Considering that 3.9 Mbp range constitutes only less than half of 10 Mbp non-repetitive region in Y chromosome 7, the time resolution of east Asian Y chromosome phylogeny is expected to be doubled in the near future.
To overcome the factors for uncertainty of mutation rate, a calibration with series of samples of comparable time scales might be used. For the case of mitochondrion, a recent study, in which several C-14 calibrated ancient complete sequences (4 – 40 kya) were incorporated into the tree, made the absolute dates much more convincing 41, and we expect a parallel calibration for the Y chromosome in the near future.
The authors conclude the paper with this paragraph:
Despite of the mutation rate uncertainty, we evaluate our calculation of absolute divergence time as acceptable. Firstly, our out-of-Africa date (54.1 kya) is still within the range of previous estimations (39 – 74.6 kya). Secondly, the out-of-Africa date is similar to the recent estimation of two great mitochondrial expansions outside Africa – M (49.6 kya) and N (58.9 kya) 42. Thirdly, it is not contradictory to the emergence of earliest modern human fossil out of Africa (e.g. ~ 50 kya in Australia) 43.
In the Supplementary Materials/Additional Discussions section they also mention this:
It remained mysterious that how many times the anatomically modern human migrated out of Africa, since that among the three superhaplogrous C, DE and F, Haplogroup F distributes in whole Eurasia, C in Asia and Austronesia, D exclusively in Asia, while D’s brother clade E distribute mainly in Africa 62, so there are two hypotheses, 1) haplogroups D and CF migrated out of Africa separately; 2) the single common ancestor of CF and DE migrated out of Africa followed by a back-migration of E to Africa. From this study, the short interval between CF/DE and C/F divergences weakens the possibility of multiple independent migrations (CF, D, and DE*) out of Africa, and thus supports the latter hypothesis 63 (Fig. S2 a).
Perhaps the only new material they have from this study that may strengthen the hypothesis of an extra-African origin of haplogroup E is, as they mention, the 'short interval' between the common ancestor of CF and DE and the C/F divergences, however, this 'short interval' is relative to which branch length? They did not compute the interval between the BT common ancestor and the CFDE divergence, in addition, what length of time would be considered too short to disqualify the possibility of multiple independent migrations, and how would this length of time be evaluated? next, what about the cases of DE* found in Nigeria and Guinea-Bissau that they failed to mention here, that is to say, cases found that are neither D or E but are down stream from the YAP+ insertion, how exactly are they to be explained ?

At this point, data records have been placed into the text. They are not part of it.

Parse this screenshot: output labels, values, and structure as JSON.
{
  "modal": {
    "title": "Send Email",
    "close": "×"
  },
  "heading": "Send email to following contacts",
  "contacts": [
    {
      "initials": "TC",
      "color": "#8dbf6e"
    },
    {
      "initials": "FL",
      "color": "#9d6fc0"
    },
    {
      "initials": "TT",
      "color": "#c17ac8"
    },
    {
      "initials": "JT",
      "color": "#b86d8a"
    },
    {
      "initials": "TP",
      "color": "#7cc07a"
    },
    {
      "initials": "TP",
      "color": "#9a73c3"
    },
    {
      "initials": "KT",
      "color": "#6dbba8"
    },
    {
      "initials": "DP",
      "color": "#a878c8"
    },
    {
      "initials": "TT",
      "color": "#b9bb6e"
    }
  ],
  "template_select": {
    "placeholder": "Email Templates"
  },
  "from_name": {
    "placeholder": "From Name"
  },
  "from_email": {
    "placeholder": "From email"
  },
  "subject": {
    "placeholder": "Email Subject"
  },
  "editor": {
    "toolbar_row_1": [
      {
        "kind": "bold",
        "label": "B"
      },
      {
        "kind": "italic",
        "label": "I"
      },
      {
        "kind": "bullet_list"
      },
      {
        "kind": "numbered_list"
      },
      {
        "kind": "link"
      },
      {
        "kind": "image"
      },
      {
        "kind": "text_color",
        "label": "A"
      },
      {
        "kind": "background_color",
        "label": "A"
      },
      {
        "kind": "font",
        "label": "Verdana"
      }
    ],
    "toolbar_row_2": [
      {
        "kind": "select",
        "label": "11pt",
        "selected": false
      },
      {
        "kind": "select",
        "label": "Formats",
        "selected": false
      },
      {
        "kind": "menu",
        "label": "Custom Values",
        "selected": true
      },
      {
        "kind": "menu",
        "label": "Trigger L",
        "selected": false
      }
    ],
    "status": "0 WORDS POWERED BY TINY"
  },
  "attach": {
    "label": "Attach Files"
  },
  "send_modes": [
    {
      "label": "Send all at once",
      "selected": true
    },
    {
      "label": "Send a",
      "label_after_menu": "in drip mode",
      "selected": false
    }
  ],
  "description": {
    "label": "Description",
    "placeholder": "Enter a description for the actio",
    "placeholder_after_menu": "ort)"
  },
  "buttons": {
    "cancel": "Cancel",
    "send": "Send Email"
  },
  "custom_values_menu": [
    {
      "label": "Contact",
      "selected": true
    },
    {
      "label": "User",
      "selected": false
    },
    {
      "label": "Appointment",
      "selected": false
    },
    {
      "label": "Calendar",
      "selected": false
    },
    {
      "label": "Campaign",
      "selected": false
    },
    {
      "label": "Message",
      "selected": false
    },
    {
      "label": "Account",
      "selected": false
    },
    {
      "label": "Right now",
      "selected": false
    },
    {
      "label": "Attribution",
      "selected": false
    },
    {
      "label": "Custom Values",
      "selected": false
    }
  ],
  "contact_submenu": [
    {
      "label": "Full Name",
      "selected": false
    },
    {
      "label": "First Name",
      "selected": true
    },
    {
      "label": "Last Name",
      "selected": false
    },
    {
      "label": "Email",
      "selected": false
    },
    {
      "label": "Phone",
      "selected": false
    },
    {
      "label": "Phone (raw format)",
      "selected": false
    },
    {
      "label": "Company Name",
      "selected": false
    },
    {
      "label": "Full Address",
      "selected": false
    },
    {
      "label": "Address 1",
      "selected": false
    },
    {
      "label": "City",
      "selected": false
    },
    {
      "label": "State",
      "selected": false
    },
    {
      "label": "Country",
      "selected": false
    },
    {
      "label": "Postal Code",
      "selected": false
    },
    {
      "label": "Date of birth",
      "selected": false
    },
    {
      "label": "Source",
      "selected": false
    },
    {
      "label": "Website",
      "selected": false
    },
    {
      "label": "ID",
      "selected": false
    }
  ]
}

Either way, putting all these questions aside, let us assume that their proposal is correct, how then would this be reconciled with the last paragraph in the actual paper, where they associate M and N mtDNA haplogroups, with the out of Africa expansion, this would mean that if E back migrated, it would have done so with lineages downstream from mtDNA haplogroups M and N, however, many areas in Africa where E- dominates (except for East and North Africa) have, if not zero, close to zero amounts of mtDNA haplogroups M and N, wouldn't we expect to see at least some traces of the mtDNA counter part for this supposed ancient back migration in YDNA haplogroup E dominant areas of Africa other than the East and the North ? In an otherwise good and all around informative paper, I think the authors may have jumped the gun with this particular speculation, perhaps that is why they stuck it into the supplementary section of the paper and not the actual paper itself, as a testament to the highly speculative nature to their supposition.